Seven years ago, researchers investigating the deleterious effects of artificial lighting on people proposed a minimum light threshold for melatonin suppression. Now they have performed experiments validating that minimum.
To cut short the suspense, the threshold proposed by researchers Mariana Figueiro and Mark Rea, from the Lighting Research Center at Rensselaer Polytechnic Institute, is exposure to 30 lux of white light at the cornea for 30 minutes, during the nighttime hours. They proposed in 2006 that above this level of exposure, some suppression of melatonin production would occur in most people. The research they just published in the open-access Journal of Carcinogenesis & Mutagenesis lends support, at least in a coarse-grained way, for a figure such as they had put forward.
Rea and Figueiro are not concerned specifically with LED lighting, but rather with any form of artificial lighting at night from incandescent on forward in the history of lighting. (These researchers use the acronym LAN for such lighting; others use ALAN.) It is known that nighttime exposure to light in the blue part of the spectrum is the main culprit in suppressing melatonin in humans. While LED lighting may exhibit a stronger blue spectral component than some other forms of lighting, all artificial light has some blue in it.
What the researchers wanted to know is where the cutoff lies for exposure to ordinary, "architectural," white artificial light. They chose to use light with a CCT under 2,700K for their studies. In particular, they outfitted goggles with two pairs of Philips Lumileds Luxeon M3-PW71 LEDs, one pair per eye. Those LEDs have a CCT of 2,670K ± 29K.
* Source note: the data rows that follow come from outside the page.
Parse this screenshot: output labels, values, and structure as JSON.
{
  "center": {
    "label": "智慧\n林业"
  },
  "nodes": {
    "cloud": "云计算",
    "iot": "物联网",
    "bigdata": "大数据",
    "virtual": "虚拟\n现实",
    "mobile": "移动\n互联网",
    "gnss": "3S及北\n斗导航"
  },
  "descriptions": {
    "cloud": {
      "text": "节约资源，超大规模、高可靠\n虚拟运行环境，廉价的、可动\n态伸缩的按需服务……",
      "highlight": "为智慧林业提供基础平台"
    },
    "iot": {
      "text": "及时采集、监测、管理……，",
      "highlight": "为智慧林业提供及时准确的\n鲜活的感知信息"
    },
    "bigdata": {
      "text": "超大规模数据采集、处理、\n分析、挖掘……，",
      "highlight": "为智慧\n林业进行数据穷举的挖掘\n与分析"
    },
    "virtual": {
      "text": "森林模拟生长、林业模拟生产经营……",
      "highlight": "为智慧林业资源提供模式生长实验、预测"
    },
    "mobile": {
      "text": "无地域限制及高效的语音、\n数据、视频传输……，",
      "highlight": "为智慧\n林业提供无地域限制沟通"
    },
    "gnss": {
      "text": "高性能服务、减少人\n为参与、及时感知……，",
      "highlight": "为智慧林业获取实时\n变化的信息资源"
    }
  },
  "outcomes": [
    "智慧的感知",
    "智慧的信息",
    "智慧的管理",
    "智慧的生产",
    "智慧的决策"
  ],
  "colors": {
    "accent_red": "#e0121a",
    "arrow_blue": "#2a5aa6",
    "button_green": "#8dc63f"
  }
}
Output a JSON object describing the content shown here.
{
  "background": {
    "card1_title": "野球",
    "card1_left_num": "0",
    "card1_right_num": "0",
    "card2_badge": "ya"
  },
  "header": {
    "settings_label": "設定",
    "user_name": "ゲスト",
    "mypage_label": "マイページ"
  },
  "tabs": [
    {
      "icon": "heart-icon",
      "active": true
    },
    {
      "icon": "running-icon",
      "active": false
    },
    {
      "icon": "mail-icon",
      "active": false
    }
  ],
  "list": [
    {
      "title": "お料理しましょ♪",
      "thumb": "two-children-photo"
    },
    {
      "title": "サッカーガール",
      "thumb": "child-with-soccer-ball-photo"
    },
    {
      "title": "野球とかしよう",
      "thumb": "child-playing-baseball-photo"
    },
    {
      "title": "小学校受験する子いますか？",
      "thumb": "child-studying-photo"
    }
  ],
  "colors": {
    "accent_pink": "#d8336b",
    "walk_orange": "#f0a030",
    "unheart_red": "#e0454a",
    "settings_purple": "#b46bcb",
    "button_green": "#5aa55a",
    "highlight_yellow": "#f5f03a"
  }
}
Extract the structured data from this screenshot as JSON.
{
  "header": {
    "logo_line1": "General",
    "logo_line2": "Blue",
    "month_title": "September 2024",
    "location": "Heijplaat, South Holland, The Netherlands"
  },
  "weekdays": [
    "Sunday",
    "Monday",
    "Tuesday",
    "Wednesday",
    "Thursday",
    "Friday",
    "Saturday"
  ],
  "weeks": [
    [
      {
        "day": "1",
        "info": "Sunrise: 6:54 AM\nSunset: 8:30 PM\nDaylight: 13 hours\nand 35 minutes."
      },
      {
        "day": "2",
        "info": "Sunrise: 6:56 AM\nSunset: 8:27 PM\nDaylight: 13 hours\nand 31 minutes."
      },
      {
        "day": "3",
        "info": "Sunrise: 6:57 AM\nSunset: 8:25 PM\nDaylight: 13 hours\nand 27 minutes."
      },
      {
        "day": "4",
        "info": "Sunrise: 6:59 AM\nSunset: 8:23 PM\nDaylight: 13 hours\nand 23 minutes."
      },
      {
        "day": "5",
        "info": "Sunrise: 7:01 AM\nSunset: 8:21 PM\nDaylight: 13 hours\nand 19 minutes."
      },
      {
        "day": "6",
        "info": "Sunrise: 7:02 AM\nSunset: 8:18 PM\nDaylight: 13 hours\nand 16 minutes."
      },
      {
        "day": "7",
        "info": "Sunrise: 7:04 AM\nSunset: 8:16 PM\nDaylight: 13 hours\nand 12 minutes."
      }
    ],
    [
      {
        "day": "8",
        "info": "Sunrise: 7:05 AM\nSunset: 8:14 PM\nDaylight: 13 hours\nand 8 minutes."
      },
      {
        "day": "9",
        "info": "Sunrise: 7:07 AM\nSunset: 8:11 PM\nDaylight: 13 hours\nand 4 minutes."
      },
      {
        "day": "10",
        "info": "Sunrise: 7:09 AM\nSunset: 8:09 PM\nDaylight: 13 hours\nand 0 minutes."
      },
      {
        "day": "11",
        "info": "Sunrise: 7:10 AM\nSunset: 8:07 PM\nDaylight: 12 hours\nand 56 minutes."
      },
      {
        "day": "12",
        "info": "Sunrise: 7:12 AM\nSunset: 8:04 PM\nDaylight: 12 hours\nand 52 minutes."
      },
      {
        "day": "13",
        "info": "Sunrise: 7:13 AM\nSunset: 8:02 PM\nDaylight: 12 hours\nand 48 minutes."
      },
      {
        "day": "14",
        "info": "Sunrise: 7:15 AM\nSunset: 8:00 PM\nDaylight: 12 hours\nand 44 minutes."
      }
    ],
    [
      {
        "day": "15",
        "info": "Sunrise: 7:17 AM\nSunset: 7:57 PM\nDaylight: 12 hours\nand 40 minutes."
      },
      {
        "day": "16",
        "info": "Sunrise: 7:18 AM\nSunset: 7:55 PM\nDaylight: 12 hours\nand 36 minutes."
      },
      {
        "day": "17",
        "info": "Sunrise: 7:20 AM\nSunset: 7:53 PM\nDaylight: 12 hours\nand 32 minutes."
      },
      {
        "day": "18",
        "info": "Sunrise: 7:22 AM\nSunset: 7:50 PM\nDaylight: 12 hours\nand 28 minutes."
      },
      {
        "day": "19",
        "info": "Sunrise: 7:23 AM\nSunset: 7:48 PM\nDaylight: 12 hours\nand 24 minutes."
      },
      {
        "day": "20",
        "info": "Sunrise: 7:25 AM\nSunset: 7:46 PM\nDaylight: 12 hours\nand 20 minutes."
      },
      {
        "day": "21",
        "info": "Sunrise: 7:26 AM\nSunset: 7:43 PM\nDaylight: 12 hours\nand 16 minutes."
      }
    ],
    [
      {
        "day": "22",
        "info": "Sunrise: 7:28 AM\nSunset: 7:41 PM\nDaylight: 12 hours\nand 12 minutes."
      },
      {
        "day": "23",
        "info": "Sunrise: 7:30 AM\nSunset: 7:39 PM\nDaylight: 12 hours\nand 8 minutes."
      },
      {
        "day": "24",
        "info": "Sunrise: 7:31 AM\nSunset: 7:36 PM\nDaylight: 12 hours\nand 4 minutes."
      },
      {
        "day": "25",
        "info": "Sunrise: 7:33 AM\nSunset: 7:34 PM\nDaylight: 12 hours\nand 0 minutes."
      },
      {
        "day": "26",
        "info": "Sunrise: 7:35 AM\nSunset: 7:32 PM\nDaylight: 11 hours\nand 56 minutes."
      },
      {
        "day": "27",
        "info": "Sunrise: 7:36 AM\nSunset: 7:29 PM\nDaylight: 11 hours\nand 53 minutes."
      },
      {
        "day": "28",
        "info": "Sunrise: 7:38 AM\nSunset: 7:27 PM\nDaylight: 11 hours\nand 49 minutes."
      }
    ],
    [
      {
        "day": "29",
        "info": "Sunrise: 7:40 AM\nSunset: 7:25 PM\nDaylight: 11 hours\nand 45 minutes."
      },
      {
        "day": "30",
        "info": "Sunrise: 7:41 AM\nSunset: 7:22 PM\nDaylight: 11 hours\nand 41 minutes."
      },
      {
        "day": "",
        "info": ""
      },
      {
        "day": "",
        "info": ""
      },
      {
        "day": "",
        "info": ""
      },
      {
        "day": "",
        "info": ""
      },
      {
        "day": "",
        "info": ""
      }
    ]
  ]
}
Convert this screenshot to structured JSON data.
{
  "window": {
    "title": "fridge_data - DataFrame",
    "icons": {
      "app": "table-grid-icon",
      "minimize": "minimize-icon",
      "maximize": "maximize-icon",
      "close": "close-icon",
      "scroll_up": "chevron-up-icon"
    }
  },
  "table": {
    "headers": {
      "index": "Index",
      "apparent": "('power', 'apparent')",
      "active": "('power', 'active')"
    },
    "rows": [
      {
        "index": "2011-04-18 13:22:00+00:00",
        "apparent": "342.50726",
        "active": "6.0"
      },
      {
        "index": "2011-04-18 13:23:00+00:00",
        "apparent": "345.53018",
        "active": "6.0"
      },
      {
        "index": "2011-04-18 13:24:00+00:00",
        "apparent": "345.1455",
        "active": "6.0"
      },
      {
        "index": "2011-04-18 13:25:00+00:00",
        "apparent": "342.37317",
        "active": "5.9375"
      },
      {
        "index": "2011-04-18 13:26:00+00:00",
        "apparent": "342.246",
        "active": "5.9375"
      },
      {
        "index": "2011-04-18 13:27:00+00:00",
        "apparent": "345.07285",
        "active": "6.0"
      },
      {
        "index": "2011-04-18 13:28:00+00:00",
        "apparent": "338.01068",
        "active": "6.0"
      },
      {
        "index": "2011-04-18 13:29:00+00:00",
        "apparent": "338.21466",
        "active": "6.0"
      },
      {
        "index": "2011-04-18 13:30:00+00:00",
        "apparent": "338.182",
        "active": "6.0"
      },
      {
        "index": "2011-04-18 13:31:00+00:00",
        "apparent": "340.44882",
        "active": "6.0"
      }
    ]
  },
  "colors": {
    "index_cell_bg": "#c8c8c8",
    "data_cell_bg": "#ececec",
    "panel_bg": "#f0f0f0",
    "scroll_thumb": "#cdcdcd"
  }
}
The researchers exposed a total of 28 subjects to corneal illuminance levels of 8, 22, 60, 200, or 720 lux for one hour. (The maximum blue light hazard-weighted radiance was calculated to be 1 percent of the safety threshold level for blue-light hazard.)
Melatonin levels were tested from blood draws performed before and after the light exposure. Sleep/wake diaries were compared with the readings from an Actiwatch-64 each participant wore for five weeks, which included the four weeks of the study.
The results are summarized in the graph. Light intensity is on the (log-scale) horizontal axis and degree of melatonin suppression on the vertical. The smooth curve is not a fit to the data points; rather it is the plot of the degree of suppression the researchers calculated from a model of the spectral sensitivity of the human circadian system. Note the relatively large size of the error bars (5 percent confidence level) especially for the lower levels of illuminance. No melatonin suppression could confidently be observed from 8, 22, or 60 lux at the subjects' corneas. Melatonin was suppressed by 19 percent at 200 lux and by 37 percent at 720 lux.
The researchers conclude:
A corneal light exposure of 30 lux for 30 minutes from "white" light sources used in most architectural lighting applications is proposed as a conservative hypothesized working threshold for nocturnal melatonin suppression.
— Keith Dawson , Editor-in-Chief, All LED Lighting